- **Given data**:
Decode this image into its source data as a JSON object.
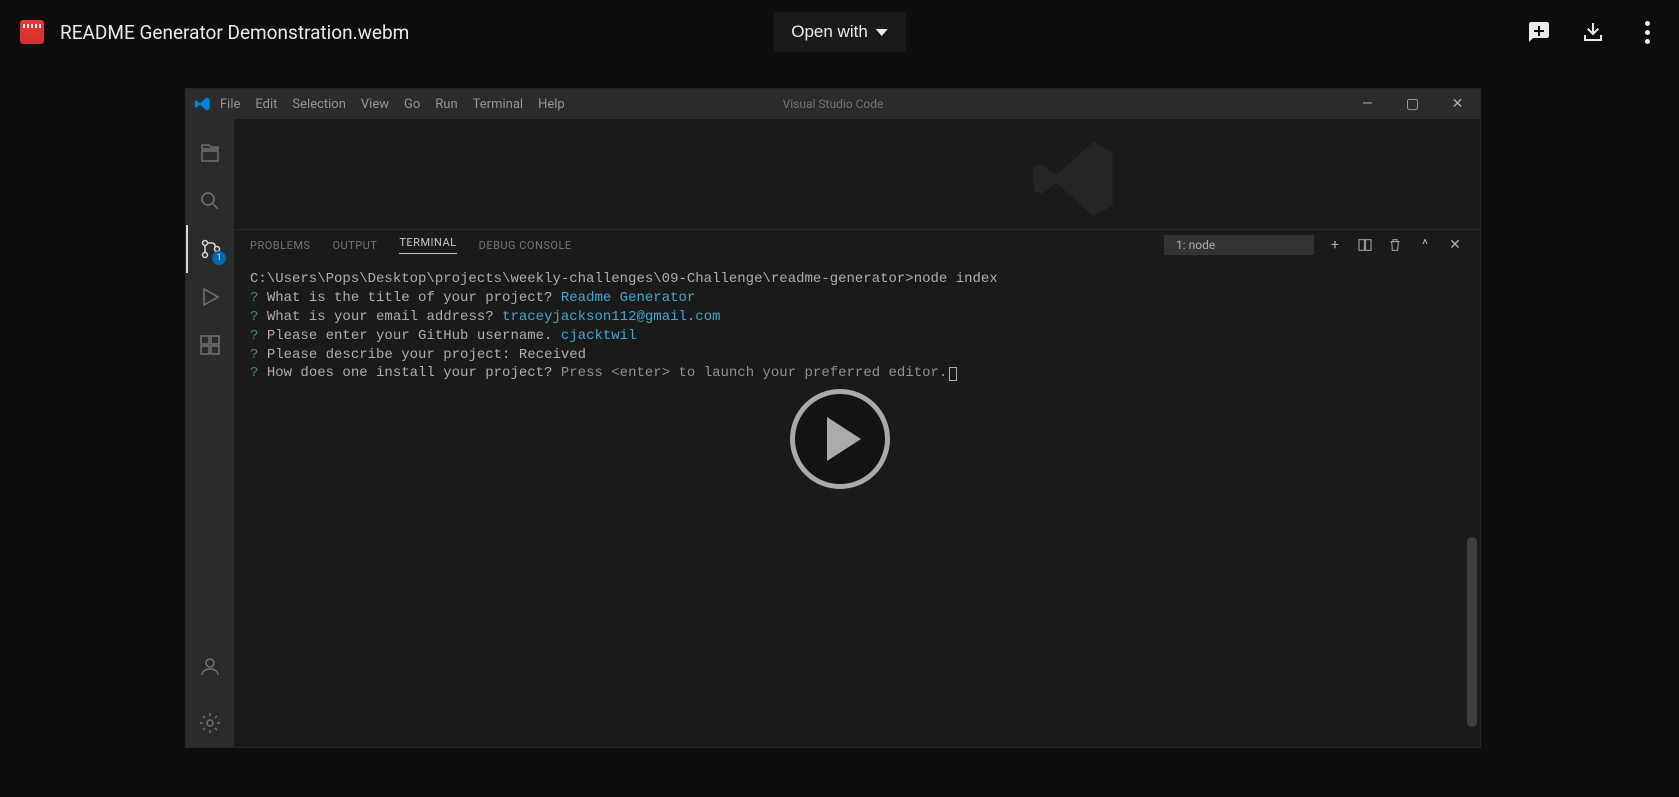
{
  "drive": {
    "filename": "README Generator Demonstration.webm",
    "open_with": "Open with"
  },
  "vscode": {
    "title": "Visual Studio Code",
    "menu": [
      "File",
      "Edit",
      "Selection",
      "View",
      "Go",
      "Run",
      "Terminal",
      "Help"
    ],
    "badge_count": "1",
    "panel_tabs": {
      "problems": "PROBLEMS",
      "output": "OUTPUT",
      "terminal": "TERMINAL",
      "debug": "DEBUG CONSOLE"
    },
    "terminal_selector": "1: node",
    "terminal": {
      "cwd_line": "C:\\Users\\Pops\\Desktop\\projects\\weekly-challenges\\09-Challenge\\readme-generator>node index",
      "lines": [
        {
          "marker": "?",
          "q": "What is the title of your project?",
          "a": "Readme Generator",
          "aStyle": "answer"
        },
        {
          "marker": "?",
          "q": "What is your email address?",
          "a": "traceyjackson112@gmail.com",
          "aStyle": "answer"
        },
        {
          "marker": "?",
          "q": "Please enter your GitHub username.",
          "a": "cjacktwil",
          "aStyle": "answer"
        },
        {
          "marker": "?",
          "q": "Please describe your project:",
          "a": "Received",
          "aStyle": "plain"
        },
        {
          "marker": "?",
          "q": "How does one install your project?",
          "a": "Press <enter> to launch your preferred editor.",
          "aStyle": "dim",
          "cursor": true
        }
      ]
    }
  }
}
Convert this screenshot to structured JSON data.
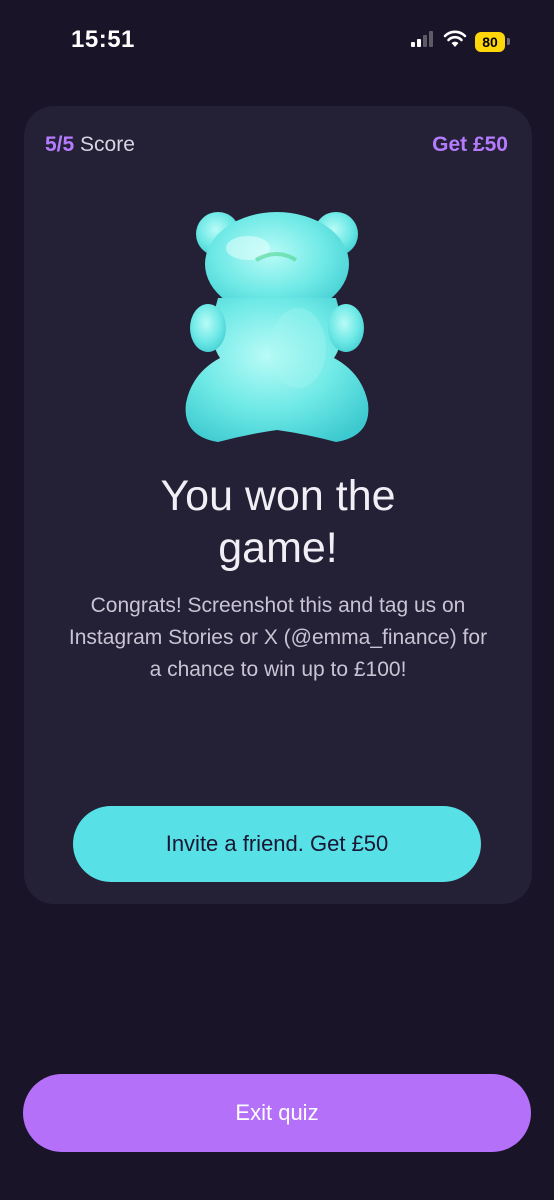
{
  "status_bar": {
    "time": "15:51",
    "battery_level": "80",
    "icons": [
      "signal-icon",
      "wifi-icon",
      "battery-icon"
    ],
    "battery_color": "#ffd60a"
  },
  "card": {
    "score_value": "5/5",
    "score_label": "Score",
    "reward_label": "Get £50",
    "image": "gummy-bear-icon",
    "headline_line1": "You won the",
    "headline_line2": "game!",
    "message": "Congrats! Screenshot this and tag us on Instagram Stories or X (@emma_finance) for a chance to win up to £100!",
    "invite_button_label": "Invite a friend. Get £50"
  },
  "footer": {
    "exit_button_label": "Exit quiz"
  },
  "colors": {
    "background": "#191428",
    "card": "#242035",
    "accent_purple": "#b57bff",
    "accent_cyan": "#57e0e6",
    "exit_button": "#b570fa"
  }
}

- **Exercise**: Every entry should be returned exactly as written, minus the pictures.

- **Completed task**:
Decode this image into its source data as a JSON object.
{
  "drive": {
    "filename": "README Generator Demonstration.webm",
    "open_with": "Open with"
  },
  "vscode": {
    "title": "Visual Studio Code",
    "menu": [
      "File",
      "Edit",
      "Selection",
      "View",
      "Go",
      "Run",
      "Terminal",
      "Help"
    ],
    "badge_count": "1",
    "panel_tabs": {
      "problems": "PROBLEMS",
      "output": "OUTPUT",
      "terminal": "TERMINAL",
      "debug": "DEBUG CONSOLE"
    },
    "terminal_selector": "1: node",
    "terminal": {
      "cwd_line": "C:\\Users\\Pops\\Desktop\\projects\\weekly-challenges\\09-Challenge\\readme-generator>node index",
      "lines": [
        {
          "marker": "?",
          "q": "What is the title of your project?",
          "a": "Readme Generator",
          "aStyle": "answer"
        },
        {
          "marker": "?",
          "q": "What is your email address?",
          "a": "traceyjackson112@gmail.com",
          "aStyle": "answer"
        },
        {
          "marker": "?",
          "q": "Please enter your GitHub username.",
          "a": "cjacktwil",
          "aStyle": "answer"
        },
        {
          "marker": "?",
          "q": "Please describe your project:",
          "a": "Received",
          "aStyle": "plain"
        },
        {
          "marker": "?",
          "q": "How does one install your project?",
          "a": "Press <enter> to launch your preferred editor.",
          "aStyle": "dim",
          "cursor": true
        }
      ]
    }
  }
}
Convert this screenshot to structured JSON data.
{
  "status_bar": {
    "time": "15:51",
    "battery_level": "80",
    "icons": [
      "signal-icon",
      "wifi-icon",
      "battery-icon"
    ],
    "battery_color": "#ffd60a"
  },
  "card": {
    "score_value": "5/5",
    "score_label": "Score",
    "reward_label": "Get £50",
    "image": "gummy-bear-icon",
    "headline_line1": "You won the",
    "headline_line2": "game!",
    "message": "Congrats! Screenshot this and tag us on Instagram Stories or X (@emma_finance) for a chance to win up to £100!",
    "invite_button_label": "Invite a friend. Get £50"
  },
  "footer": {
    "exit_button_label": "Exit quiz"
  },
  "colors": {
    "background": "#191428",
    "card": "#242035",
    "accent_purple": "#b57bff",
    "accent_cyan": "#57e0e6",
    "exit_button": "#b570fa"
  }
}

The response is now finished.